• **What the task requires**
Only the records, repeated exactly, should make up the response.
#### Data to process
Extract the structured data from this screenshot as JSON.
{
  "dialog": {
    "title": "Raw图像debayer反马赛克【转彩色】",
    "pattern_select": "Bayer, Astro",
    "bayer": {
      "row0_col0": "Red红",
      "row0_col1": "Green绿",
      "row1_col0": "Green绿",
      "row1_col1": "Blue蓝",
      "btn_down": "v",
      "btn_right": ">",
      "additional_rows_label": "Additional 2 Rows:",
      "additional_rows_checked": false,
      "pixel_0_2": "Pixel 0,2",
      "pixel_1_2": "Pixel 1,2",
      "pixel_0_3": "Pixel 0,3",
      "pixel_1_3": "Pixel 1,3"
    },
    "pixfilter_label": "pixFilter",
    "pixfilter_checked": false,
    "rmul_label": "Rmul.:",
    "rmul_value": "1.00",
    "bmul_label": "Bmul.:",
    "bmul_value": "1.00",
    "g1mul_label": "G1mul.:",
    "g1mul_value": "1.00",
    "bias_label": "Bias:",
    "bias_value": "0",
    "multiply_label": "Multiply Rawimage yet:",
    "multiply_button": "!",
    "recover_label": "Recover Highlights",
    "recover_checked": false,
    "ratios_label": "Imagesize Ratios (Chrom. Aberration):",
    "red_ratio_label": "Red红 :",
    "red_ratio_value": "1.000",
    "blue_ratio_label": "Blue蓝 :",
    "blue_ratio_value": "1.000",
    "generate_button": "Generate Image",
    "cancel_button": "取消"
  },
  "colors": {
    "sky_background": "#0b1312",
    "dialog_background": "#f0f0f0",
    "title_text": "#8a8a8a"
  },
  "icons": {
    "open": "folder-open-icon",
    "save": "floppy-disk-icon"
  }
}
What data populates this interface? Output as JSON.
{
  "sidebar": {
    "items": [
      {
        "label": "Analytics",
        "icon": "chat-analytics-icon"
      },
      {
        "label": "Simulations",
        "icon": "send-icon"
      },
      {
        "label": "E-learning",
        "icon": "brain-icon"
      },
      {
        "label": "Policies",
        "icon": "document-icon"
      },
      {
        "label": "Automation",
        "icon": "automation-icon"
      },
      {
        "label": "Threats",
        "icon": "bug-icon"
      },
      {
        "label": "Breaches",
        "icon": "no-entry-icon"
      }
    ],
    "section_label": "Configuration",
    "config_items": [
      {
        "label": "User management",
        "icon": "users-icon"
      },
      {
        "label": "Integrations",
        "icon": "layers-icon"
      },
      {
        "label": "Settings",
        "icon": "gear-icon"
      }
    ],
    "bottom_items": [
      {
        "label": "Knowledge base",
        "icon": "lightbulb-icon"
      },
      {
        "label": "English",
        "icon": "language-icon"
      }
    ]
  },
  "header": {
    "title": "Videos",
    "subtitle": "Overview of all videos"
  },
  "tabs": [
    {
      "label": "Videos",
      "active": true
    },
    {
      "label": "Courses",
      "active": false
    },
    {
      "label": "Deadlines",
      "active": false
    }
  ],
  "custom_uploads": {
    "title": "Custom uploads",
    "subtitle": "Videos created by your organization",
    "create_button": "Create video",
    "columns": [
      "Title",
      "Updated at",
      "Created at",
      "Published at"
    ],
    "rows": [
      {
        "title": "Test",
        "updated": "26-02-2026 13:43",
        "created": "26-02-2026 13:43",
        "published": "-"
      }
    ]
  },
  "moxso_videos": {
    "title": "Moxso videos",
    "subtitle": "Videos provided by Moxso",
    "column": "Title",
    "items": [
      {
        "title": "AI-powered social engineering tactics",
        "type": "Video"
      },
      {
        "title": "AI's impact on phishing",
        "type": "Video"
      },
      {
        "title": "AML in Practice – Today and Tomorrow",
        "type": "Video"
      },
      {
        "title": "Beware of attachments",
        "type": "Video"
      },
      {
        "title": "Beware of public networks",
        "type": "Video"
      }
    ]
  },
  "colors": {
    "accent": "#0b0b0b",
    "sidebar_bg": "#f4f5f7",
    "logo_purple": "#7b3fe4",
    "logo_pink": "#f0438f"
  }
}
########
• **Expected output**
Extract the structured data from this screenshot as JSON.
{
  "dialog": {
    "title": "Raw图像debayer反马赛克【转彩色】",
    "pattern_select": "Bayer, Astro",
    "bayer": {
      "row0_col0": "Red红",
      "row0_col1": "Green绿",
      "row1_col0": "Green绿",
      "row1_col1": "Blue蓝",
      "btn_down": "v",
      "btn_right": ">",
      "additional_rows_label": "Additional 2 Rows:",
      "additional_rows_checked": false,
      "pixel_0_2": "Pixel 0,2",
      "pixel_1_2": "Pixel 1,2",
      "pixel_0_3": "Pixel 0,3",
      "pixel_1_3": "Pixel 1,3"
    },
    "pixfilter_label": "pixFilter",
    "pixfilter_checked": false,
    "rmul_label": "Rmul.:",
    "rmul_value": "1.00",
    "bmul_label": "Bmul.:",
    "bmul_value": "1.00",
    "g1mul_label": "G1mul.:",
    "g1mul_value": "1.00",
    "bias_label": "Bias:",
    "bias_value": "0",
    "multiply_label": "Multiply Rawimage yet:",
    "multiply_button": "!",
    "recover_label": "Recover Highlights",
    "recover_checked": false,
    "ratios_label": "Imagesize Ratios (Chrom. Aberration):",
    "red_ratio_label": "Red红 :",
    "red_ratio_value": "1.000",
    "blue_ratio_label": "Blue蓝 :",
    "blue_ratio_value": "1.000",
    "generate_button": "Generate Image",
    "cancel_button": "取消"
  },
  "colors": {
    "sky_background": "#0b1312",
    "dialog_background": "#f0f0f0",
    "title_text": "#8a8a8a"
  },
  "icons": {
    "open": "folder-open-icon",
    "save": "floppy-disk-icon"
  }
}
What data populates this interface? Output as JSON.
{
  "sidebar": {
    "items": [
      {
        "label": "Analytics",
        "icon": "chat-analytics-icon"
      },
      {
        "label": "Simulations",
        "icon": "send-icon"
      },
      {
        "label": "E-learning",
        "icon": "brain-icon"
      },
      {
        "label": "Policies",
        "icon": "document-icon"
      },
      {
        "label": "Automation",
        "icon": "automation-icon"
      },
      {
        "label": "Threats",
        "icon": "bug-icon"
      },
      {
        "label": "Breaches",
        "icon": "no-entry-icon"
      }
    ],
    "section_label": "Configuration",
    "config_items": [
      {
        "label": "User management",
        "icon": "users-icon"
      },
      {
        "label": "Integrations",
        "icon": "layers-icon"
      },
      {
        "label": "Settings",
        "icon": "gear-icon"
      }
    ],
    "bottom_items": [
      {
        "label": "Knowledge base",
        "icon": "lightbulb-icon"
      },
      {
        "label": "English",
        "icon": "language-icon"
      }
    ]
  },
  "header": {
    "title": "Videos",
    "subtitle": "Overview of all videos"
  },
  "tabs": [
    {
      "label": "Videos",
      "active": true
    },
    {
      "label": "Courses",
      "active": false
    },
    {
      "label": "Deadlines",
      "active": false
    }
  ],
  "custom_uploads": {
    "title": "Custom uploads",
    "subtitle": "Videos created by your organization",
    "create_button": "Create video",
    "columns": [
      "Title",
      "Updated at",
      "Created at",
      "Published at"
    ],
    "rows": [
      {
        "title": "Test",
        "updated": "26-02-2026 13:43",
        "created": "26-02-2026 13:43",
        "published": "-"
      }
    ]
  },
  "moxso_videos": {
    "title": "Moxso videos",
    "subtitle": "Videos provided by Moxso",
    "column": "Title",
    "items": [
      {
        "title": "AI-powered social engineering tactics",
        "type": "Video"
      },
      {
        "title": "AI's impact on phishing",
        "type": "Video"
      },
      {
        "title": "AML in Practice – Today and Tomorrow",
        "type": "Video"
      },
      {
        "title": "Beware of attachments",
        "type": "Video"
      },
      {
        "title": "Beware of public networks",
        "type": "Video"
      }
    ]
  },
  "colors": {
    "accent": "#0b0b0b",
    "sidebar_bg": "#f4f5f7",
    "logo_purple": "#7b3fe4",
    "logo_pink": "#f0438f"
  }
}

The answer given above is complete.